三级成人视频Play is a fundamental part of how we explore the world, but between the fear associated with coronavirus and the stripping back of school curriculums, play is being lost at a time when children need it most.
三级成人视频Social isolation and toxic stress have caused "incalculable damage", according to Pasi Sahlberg and William Doyle, authors of (OUP, £18.99). Drawing on extensive medical and scientific evidence for the benefits of play, their book calls for a ‘play renaissance’ in schools and wider society.
So what is play? Sahlberg and Doyle define play as a joyful activity that is "intrinsically motivated, entails active engagement, and results in discovery".
"Play is the learning language of children - it’s absolutely critical for a child’s wellbeing, health and learning, in and out of school, well into adolescence and beyond," says US scholar Doyle.
Finnish educator Prof Sahlberg adds that "children are biologically engineered to play, have fun, move, run, tumble, take risks, hug, sing and dance, [both] in and out of school".
三级成人视频Playing is a positive and often therapeutic experience for children and parents but without it, hidden negative emotions and fears can cause long-term trauma.
"The pandemic makes it clear that we need entirely new ways of thinking about childhood education," states Doyle.
三级成人视频"In a world grappling with medical crises, climate change and socio-economic dislocations and upheavals, we need creative, inspired, independent and well-rounded young people.
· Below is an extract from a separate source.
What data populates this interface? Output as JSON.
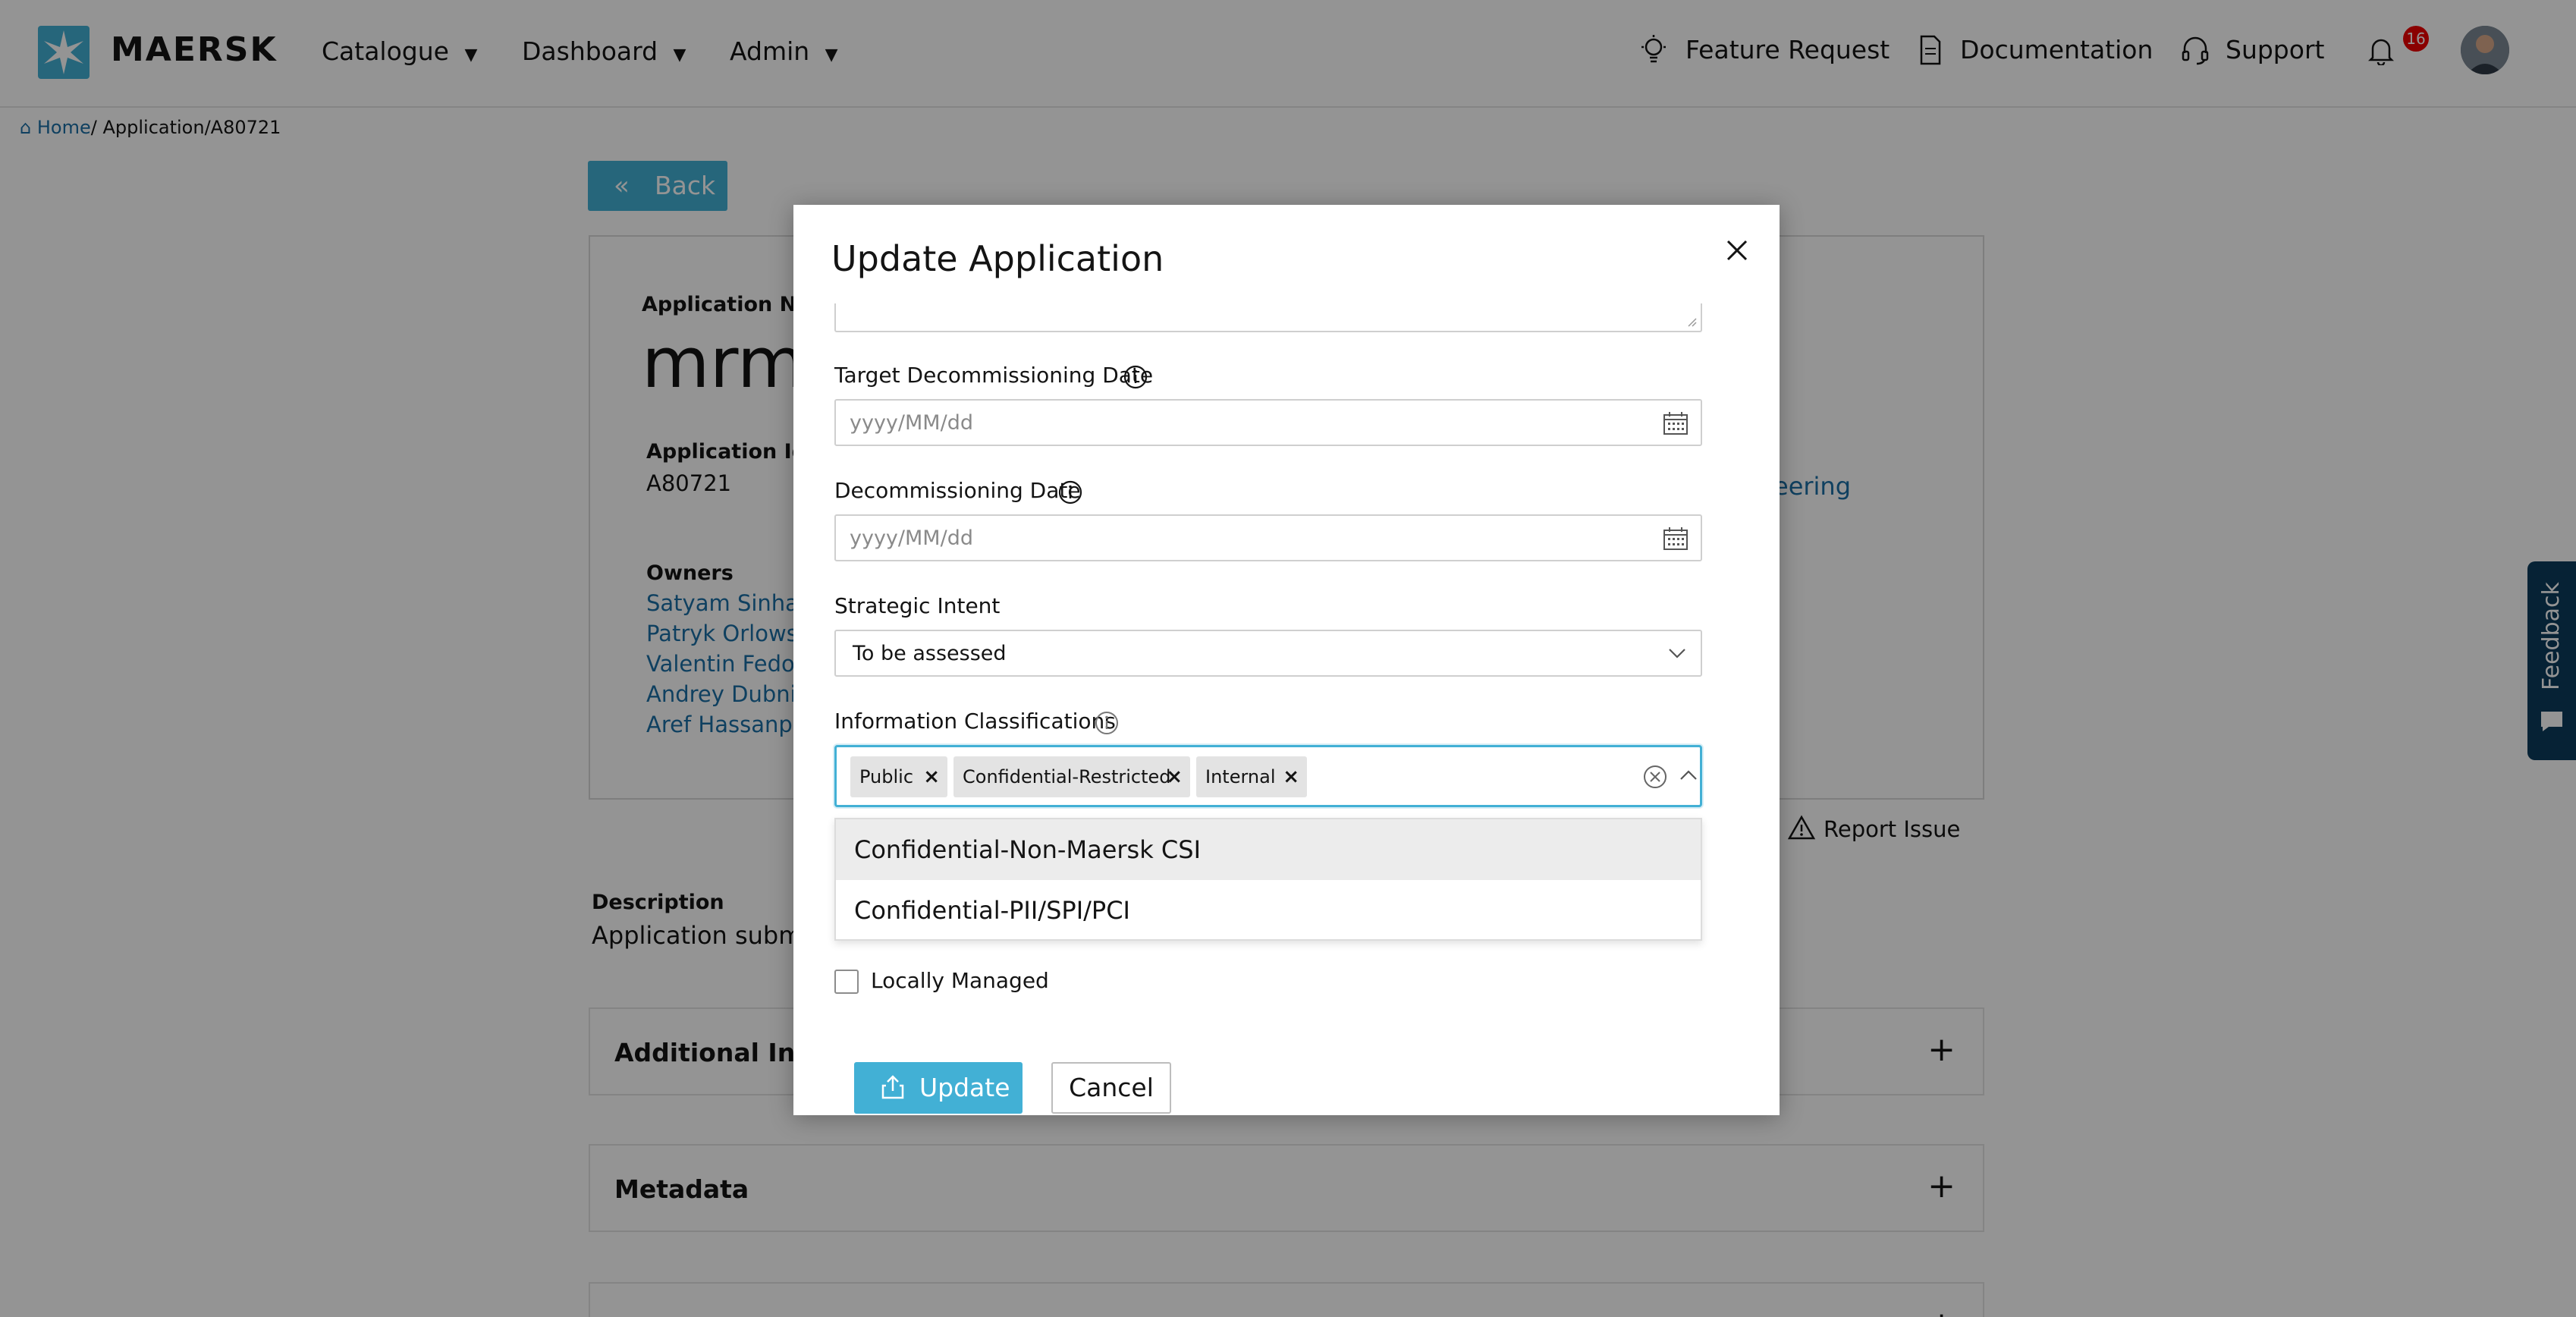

Play will help us get there."
In the book, the authors warn that schools are becoming "play-starved stress factories", but it’s not too late for change: "Play has the power to transform society and if we make it a top priority in post-pandemic schools, children will be happier, healthier and more engaged," says Doyle, who urges politicians and educational policy-makers to put play at the heart of education.
三级成人视频“Coronavirus is an opportunity to bring play-based outdoor learning to the fore because it’s easier to socially distance in the fresh air,” advises Dr Alun Morgan, lecturer in education at the University of Plymouth, who also wants to see a step-change.
"The world is dynamic and as primates, we learn through play. We’ve evolved a process of inquiry-based learning that builds in flexibility, resilience and ability to problem solve and innovate. We all need more play and without that space to experiment we risk losing adaptability."
As a result of school closures, the cancellation of many standardised tests has rendered exams "irrelevant", Sahlberg argues. "The virus may help move childhood education from a system based on punitive screening, tracking and exclusion based on standardised test data, towards a much better, truly high-performing system based on inclusion, equity, fair funding, and cherishing each child as equally deserving of love, support, well-being and play in school."
Rather than focusing on narrow academic measures of success, schools could take a more holistic approach, like that adopted by Finland’s world-renowned education system.
When Doyle moved from New York to Finland, he was impressed by the structure of the school day - 45-minute lessons were often followed by 15-minute unstructured play breaks. Yet when Sahlberg moved from Finland to the US, he was shocked by the contrast he encountered.
三级成人视频Jenny Malloch, a teacher with 30 years’ experience, admires Finland’s education model where children begin school at the age of seven. In her foundation classroom at St Leonard’s C of E Primary School in Exeter, she opts to have fewer tables, more carpet space for train tracks, marble runs or rolling on the floor plus plenty of space for cosy den-making or acting out stories with small world toys.
"Since lockdown, I feel there’s more pressure on us to make up for lost time and the learning experience has had to become less multi-sensory for hygiene reasons," explains Malloch. "Children can’t share sand or play dough, we’re not meant to be singing which is a staple for this age group and we’d prefer to have wooden toys and more natural materials but plastic toys are easier to wash."
Malloch continues to structure the school day to incorporate as much free play in the classroom and outdoor space as possible: "If children aren’t happy, they can’t learn – it’s simple! So we build in 90-minute periods of undirected play to help develop higher brain connections."
三级成人视频But while learning in early years is play-based, for older children play is often seen as a break from learning. Yet role plays, simulations, drama and debates naturally offer scope for learning through play in secondary schools.
三级成人视频"We really need a shift in culture to value play as a valuable learning tool and take this play-based approach into other year groups, especially at a time when mental health, welfare and stress relief should be top priority for all children."
By limiting screen time and scheduling in specific time for play, preferably in a park or garden, parents can create more playful opportunities with their children. Doyle suggests joining in: "Become childish – perhaps learn a new board game with your child and become an actively involved in working with teachers to help make school your children’s favourite place."